Still potential for abuse is no reason to nix the idea, which I appreciate. Thanks for passing it along.]]>
With that in mind, we can see that socialism, though wrong and damaging, is seeking to achieve a blessing of the kingdom, that of a united body where people look out for one another. The huge push for diversity in our culture is another such grab for kingdom blessing. We are a body, but we are diverse parts.
I really liked Frame’s explanation that everyone does not have to be the entire body in and of themselves. My comments were aimed, however, at keeping this notion in balance with the corporate/individual nature of the church. That is, even in the individual priorities that lead to the recognizing of the various body parts, the body probably has a role to play.]]>
So are we to mirror in the church body on earth the completed Kingdom to come?
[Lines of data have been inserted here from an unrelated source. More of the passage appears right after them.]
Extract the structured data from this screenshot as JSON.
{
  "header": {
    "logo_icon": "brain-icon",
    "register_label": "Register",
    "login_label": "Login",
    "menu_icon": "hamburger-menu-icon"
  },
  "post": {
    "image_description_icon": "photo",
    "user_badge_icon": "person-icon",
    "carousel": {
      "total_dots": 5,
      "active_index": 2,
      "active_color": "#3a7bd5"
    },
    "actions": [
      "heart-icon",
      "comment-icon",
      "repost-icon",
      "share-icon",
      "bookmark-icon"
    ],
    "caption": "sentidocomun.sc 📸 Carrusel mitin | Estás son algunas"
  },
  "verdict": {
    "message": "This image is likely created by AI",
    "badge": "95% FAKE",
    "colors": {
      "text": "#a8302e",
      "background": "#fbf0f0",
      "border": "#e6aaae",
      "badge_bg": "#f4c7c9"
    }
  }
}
I believe so. It appears then that there is a need for a sort of “corporate dimension” for the setting of individual priorities (not that there isn’t individual participation, but the extreme of complete personal separation from the decision on what to prioritize wasn’t the direction that I believe you were going).
I dunno, maybe I’ve missed the boat completely.]]>